Top of RECORDS FOR THIS EXERCISE

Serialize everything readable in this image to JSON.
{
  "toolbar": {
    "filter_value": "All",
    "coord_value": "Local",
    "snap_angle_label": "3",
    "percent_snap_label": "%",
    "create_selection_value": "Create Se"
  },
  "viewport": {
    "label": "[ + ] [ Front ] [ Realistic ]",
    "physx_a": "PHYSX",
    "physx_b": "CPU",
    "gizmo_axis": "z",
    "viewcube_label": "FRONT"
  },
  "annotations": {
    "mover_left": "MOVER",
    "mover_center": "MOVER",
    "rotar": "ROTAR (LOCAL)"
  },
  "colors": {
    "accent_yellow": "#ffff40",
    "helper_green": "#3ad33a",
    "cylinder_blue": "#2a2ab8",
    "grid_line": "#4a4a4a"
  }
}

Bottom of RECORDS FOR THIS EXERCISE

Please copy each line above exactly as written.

> **OUTPUT OF THE EXERCISE**:
Serialize everything readable in this image to JSON.
{
  "toolbar": {
    "filter_value": "All",
    "coord_value": "Local",
    "snap_angle_label": "3",
    "percent_snap_label": "%",
    "create_selection_value": "Create Se"
  },
  "viewport": {
    "label": "[ + ] [ Front ] [ Realistic ]",
    "physx_a": "PHYSX",
    "physx_b": "CPU",
    "gizmo_axis": "z",
    "viewcube_label": "FRONT"
  },
  "annotations": {
    "mover_left": "MOVER",
    "mover_center": "MOVER",
    "rotar": "ROTAR (LOCAL)"
  },
  "colors": {
    "accent_yellow": "#ffff40",
    "helper_green": "#3ad33a",
    "cylinder_blue": "#2a2ab8",
    "grid_line": "#4a4a4a"
  }
}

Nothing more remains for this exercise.